The question is whether leverage increases the expected impact of your donations, taking into account issues such as diminishing marginal returns. Up to a point (the Kelly criterion level), increasing leverage drives up long-run median returns and growth rates at the expense of greater risk (much less than the increase in arithmetic returns).
The expected $ donated do grow with the increased arithmetic returns (multiplied by leverage less borrowing costs, etc), but they become increasingly concentrated in outcomes of heavy losses or a shrinking minority of increasingly extreme gains. In personal retirement, you value money less as you have more of it at a quite rapid rate, which means the optimal amount of risk to take for returns is less than the rate that maximizes long-run growth (the Kelly criterion), and vastly less than maximizing arithmetic returns.
In altruism when you are a small portion of funding for the causes you support you have much less reason to be risk-averse, as the marginal value of a dollar donated won’t change a lot if it goes from $30M to $30M+$100k in a given year.

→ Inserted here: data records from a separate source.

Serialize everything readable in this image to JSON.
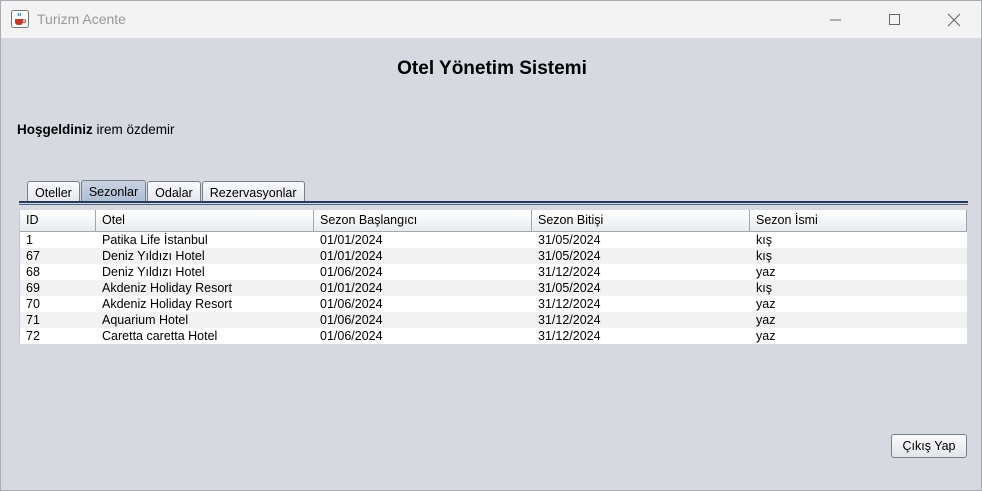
{
  "window": {
    "title": "Turizm Acente",
    "icon": "java-cup-icon"
  },
  "header": {
    "title": "Otel Yönetim Sistemi"
  },
  "welcome": {
    "label": "Hoşgeldiniz",
    "user": "irem özdemir"
  },
  "tabs": [
    {
      "label": "Oteller",
      "active": false
    },
    {
      "label": "Sezonlar",
      "active": true
    },
    {
      "label": "Odalar",
      "active": false
    },
    {
      "label": "Rezervasyonlar",
      "active": false
    }
  ],
  "table": {
    "columns": [
      "ID",
      "Otel",
      "Sezon Başlangıcı",
      "Sezon Bitişi",
      "Sezon İsmi"
    ],
    "rows": [
      [
        "1",
        "Patika Life İstanbul",
        "01/01/2024",
        "31/05/2024",
        "kış"
      ],
      [
        "67",
        "Deniz Yıldızı Hotel",
        "01/01/2024",
        "31/05/2024",
        "kış"
      ],
      [
        "68",
        "Deniz Yıldızı Hotel",
        "01/06/2024",
        "31/12/2024",
        "yaz"
      ],
      [
        "69",
        "Akdeniz Holiday Resort",
        "01/01/2024",
        "31/05/2024",
        "kış"
      ],
      [
        "70",
        "Akdeniz Holiday Resort",
        "01/06/2024",
        "31/12/2024",
        "yaz"
      ],
      [
        "71",
        "Aquarium Hotel",
        "01/06/2024",
        "31/12/2024",
        "yaz"
      ],
      [
        "72",
        "Caretta caretta Hotel",
        "01/06/2024",
        "31/12/2024",
        "yaz"
      ]
    ]
  },
  "footer": {
    "exit_label": "Çıkış Yap"
  }
}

At the level of the whole cause, something closer to Kelly looks sensible.
E.g. the VIX, a measure of stock market volatility (and risk plays a role in formulae for leverage) is above 30 right now, close to twice the typical level. Although that’s a quantitative matter, and considering future donation streams (which are not invested), pushes towards more (see the book Lifecycle Investing). But people shouldn’t do anything involving leverage before understanding it thoroughly.
This is a brief response, so please don’t rush intemperately into things before understanding what you’re doing on the basis of any of this. For general finance information, especially about low-fee index investing, I recommend Bogleheads (the wiki and the forum):
For altruistic investment, the biggest differentiating factors are 1) maximizing tax benefits of donation; 2) greater willingness to take risks than with personal retirement, suggesting some leverage.
Some tax benefits worth noting in the US:
1) If you purchase multiple securities you can donate those which increase, avoiding capital gains tax, and sell those that decline (tax-loss harvesting), allowing you to cancel out other capital gains tax and deduct up to $3000/yr of ordinary income.
2) You can get a deduction for donating to charity (this is independent of and combines with avoiding capital gains on donations of appreciated securities). But this is only if you itemize deductions (so giving up the standard deduction), and thus is best to do only once in a few years, concentrating your donations to make itemizing worthwhile. There is a cap of 60% of income (100% this year because of the CARES act) for deductible cash contributions, 30% for donations of appreciated securities (although there can be carryover).
3) You can donate initially to a donor advised fund to collect the tax deduction early and have investments grow inside tax-free, saving you from taxes on dividends, interest and any sales of securities that you aren’t transferring directly to a charity. However, DAFs charge fees that take back some of these gains, and have restrictions on available investment options (specifically most DAFs won’t permit leverage).
Re leverage, this increases the likelihood of the investment going very high or very low, with the optimal level depending on a number of factors . Here are some discussions of the considerations:
My own preference would be to make a leveraged investment that can’t go to a negative value so you don’t need to monitor it constantly, e.g. a leveraged index ETF (e.g. UPRO, TQQQ, or SOXL), or a few. If it collapses you can liquidate and tax-loss harvest. If it appreciates substantially then donate the appreciated ETF in chunks to maximize your tax deduction (e.g. bunching it up when your marginal tax rate will be high to give up to the 30% maximum deduction limits).